EXERCISE GOAL |
Select the lines below containing the word "title".

RECORD EXTRACTS |
^^^^

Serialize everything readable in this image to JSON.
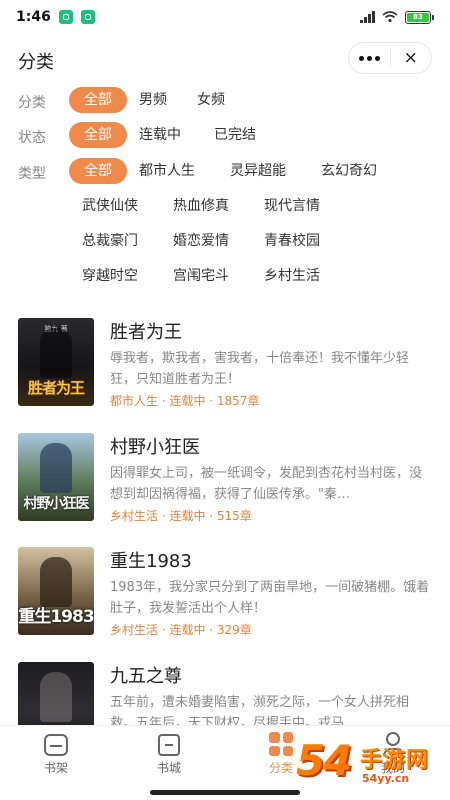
{
  "status_bar": {
    "time": "1:46",
    "battery": "83"
  },
  "header": {
    "title": "分类",
    "more_icon": "more-dots-icon",
    "close_label": "×"
  },
  "filters": {
    "category": {
      "label": "分类",
      "options": [
        "全部",
        "男频",
        "女频"
      ],
      "selected": "全部"
    },
    "status": {
      "label": "状态",
      "options": [
        "全部",
        "连载中",
        "已完结"
      ],
      "selected": "全部"
    },
    "genre": {
      "label": "类型",
      "options": [
        "全部",
        "都市人生",
        "灵异超能",
        "玄幻奇幻",
        "武侠仙侠",
        "热血修真",
        "现代言情",
        "总裁豪门",
        "婚恋爱情",
        "青春校园",
        "穿越时空",
        "宫闱宅斗",
        "乡村生活"
      ],
      "selected": "全部"
    }
  },
  "books": [
    {
      "title": "胜者为王",
      "desc": "辱我者，欺我者，害我者，十倍奉还！我不懂年少轻狂，只知道胜者为王！",
      "meta": "都市人生 · 连载中 · 1857章",
      "cover_text": "胜者为王",
      "cover_small": "独九 著"
    },
    {
      "title": "村野小狂医",
      "desc": "因得罪女上司，被一纸调令，发配到杏花村当村医，没想到却因祸得福，获得了仙医传承。\"秦…",
      "meta": "乡村生活 · 连载中 · 515章",
      "cover_text": "村野小狂医",
      "cover_small": ""
    },
    {
      "title": "重生1983",
      "desc": "1983年，我分家只分到了两亩旱地，一间破猪棚。饿着肚子，我发誓活出个人样！",
      "meta": "乡村生活 · 连载中 · 329章",
      "cover_text": "重生1983",
      "cover_small": ""
    },
    {
      "title": "九五之尊",
      "desc": "五年前，遭未婚妻陷害，濒死之际，一个女人拼死相救。五年后，天下财权，尽握手中。戎马…",
      "meta": "",
      "cover_text": "",
      "cover_small": ""
    }
  ],
  "tabbar": {
    "tabs": [
      {
        "label": "书架",
        "icon": "bookshelf-icon"
      },
      {
        "label": "书城",
        "icon": "bookstore-icon"
      },
      {
        "label": "分类",
        "icon": "category-grid-icon",
        "active": true
      },
      {
        "label": "我的",
        "icon": "profile-icon"
      }
    ]
  },
  "watermark": {
    "number": "54",
    "text": "手游网",
    "url": "54yy.cn"
  },
  "colors": {
    "accent": "#f08a4b",
    "meta": "#e0843c",
    "battery": "#3cc14a"
  }
}
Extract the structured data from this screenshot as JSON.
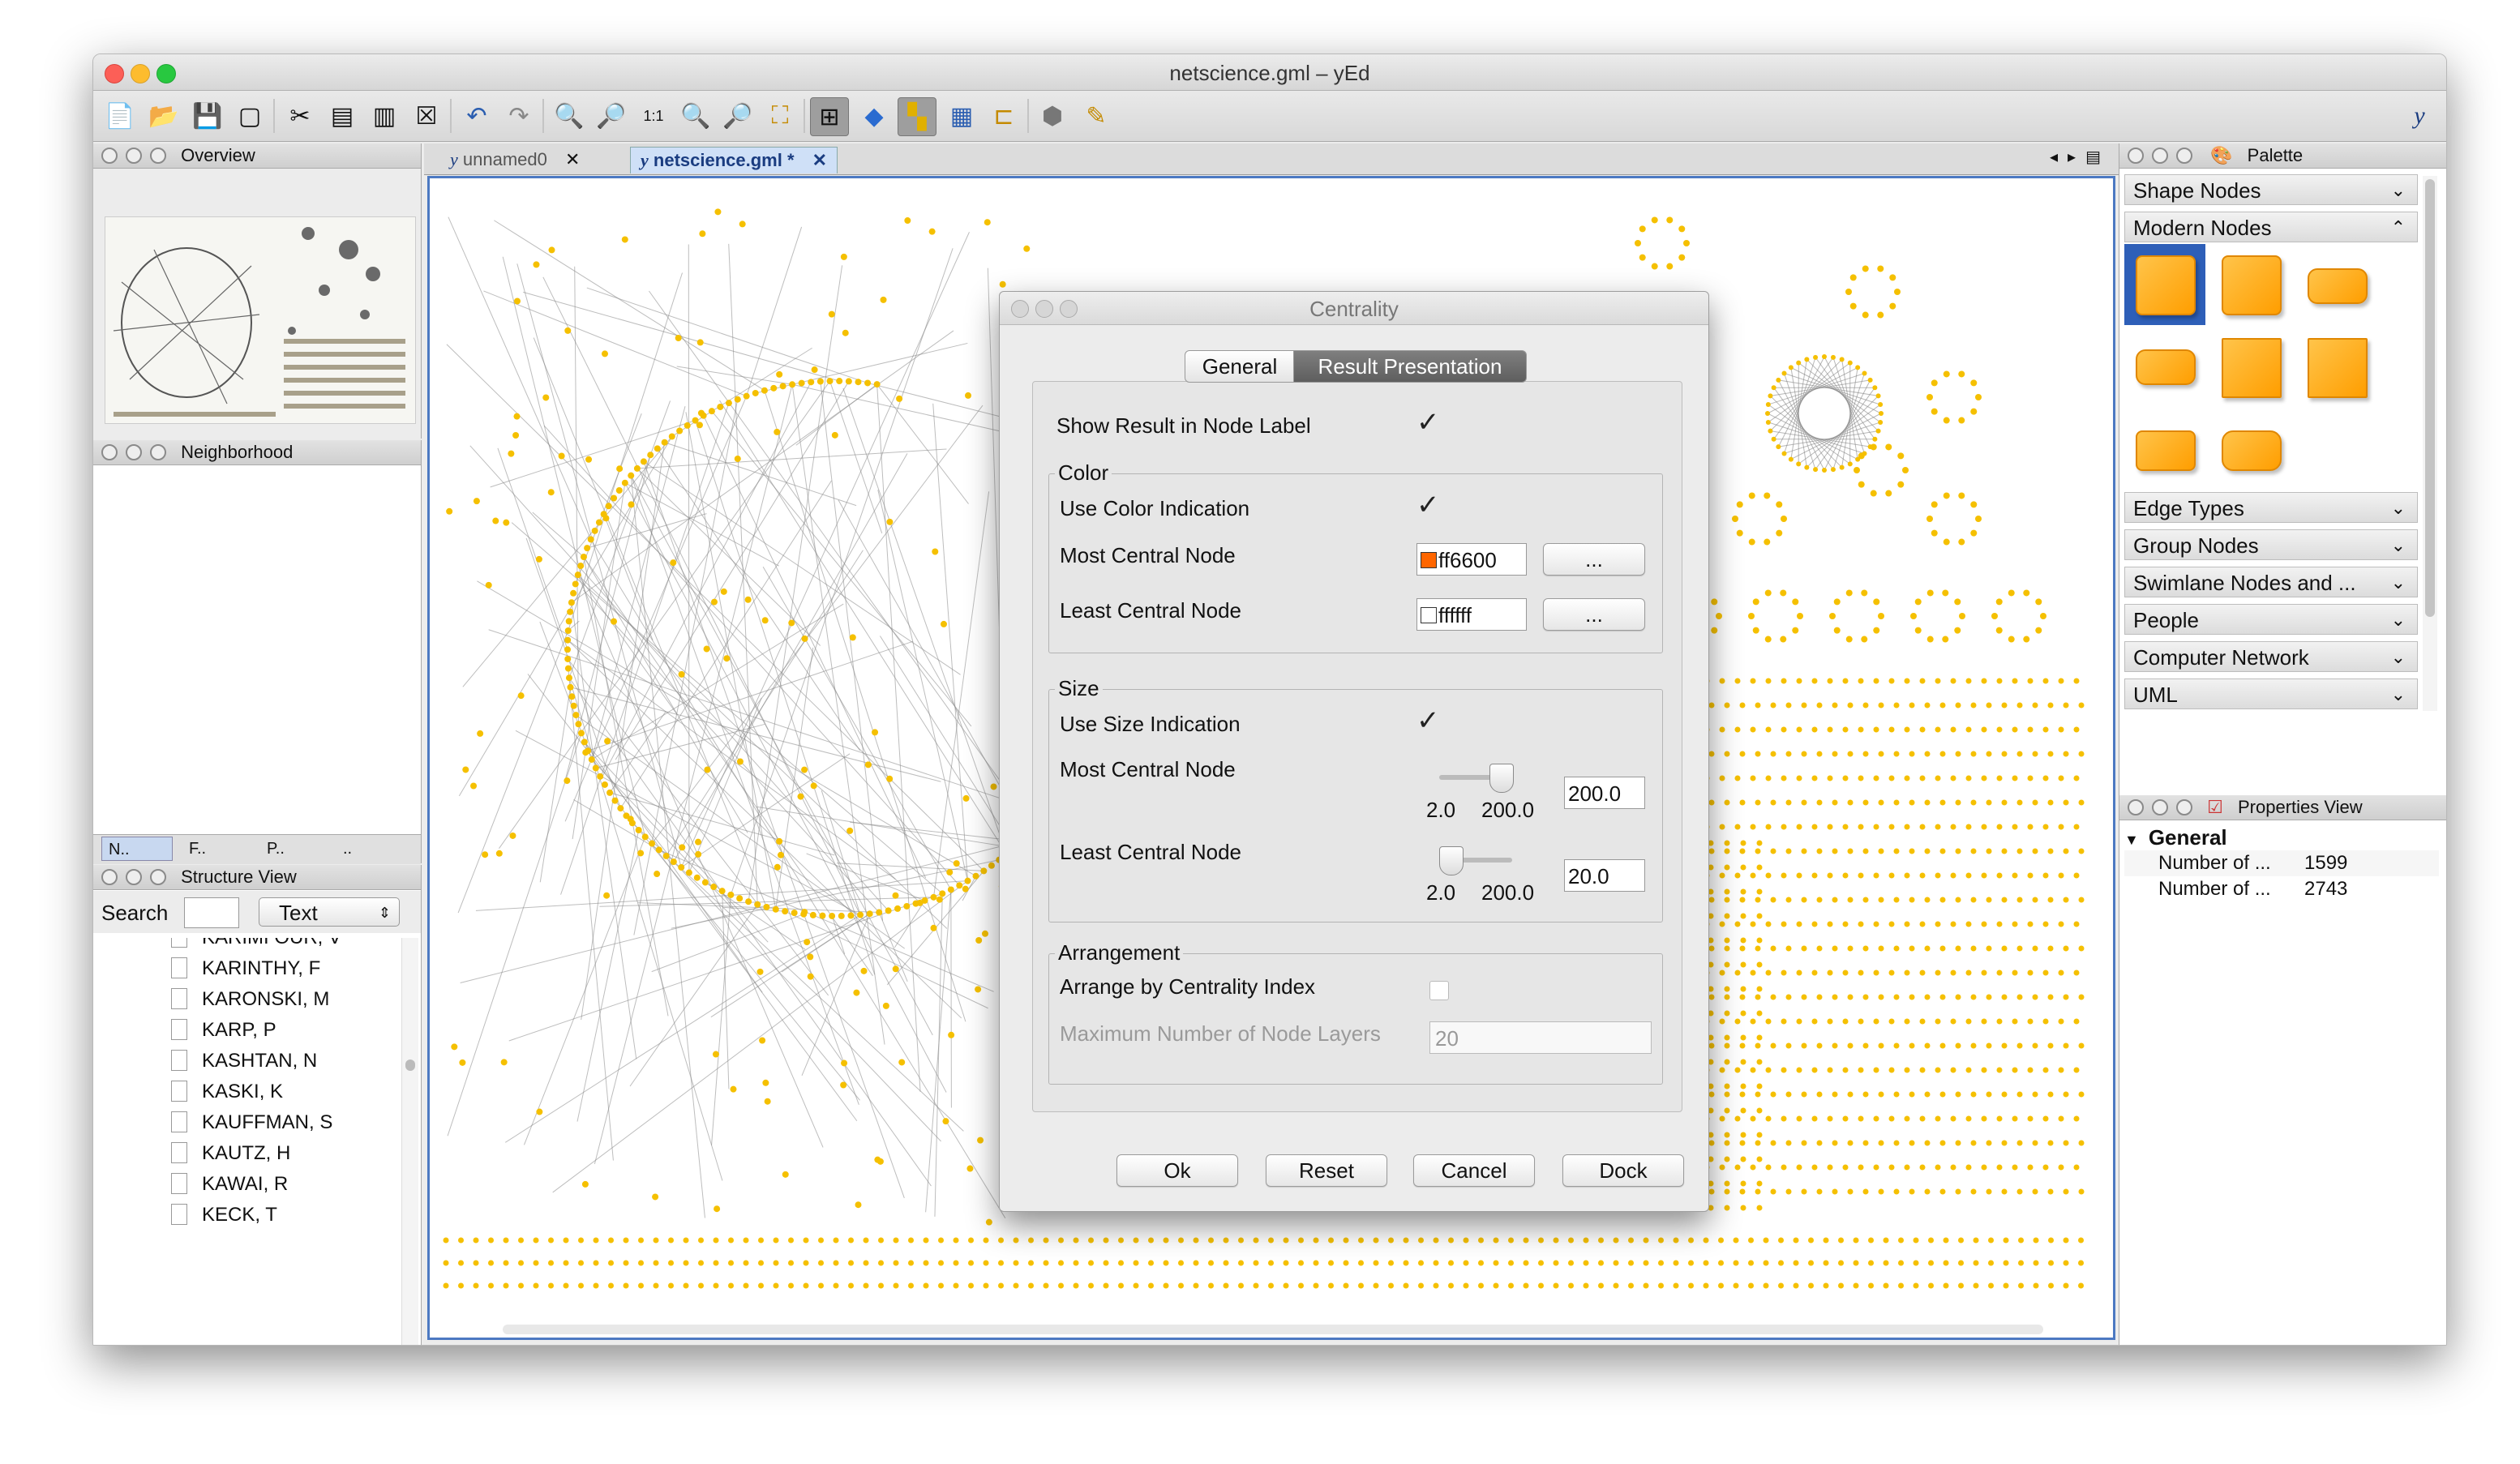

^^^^

RESPONSE |
    "title": "分类",
      "title": "胜者为王",
      "title": "村野小狂医",
      "title": "重生1983",
      "title": "九五之尊",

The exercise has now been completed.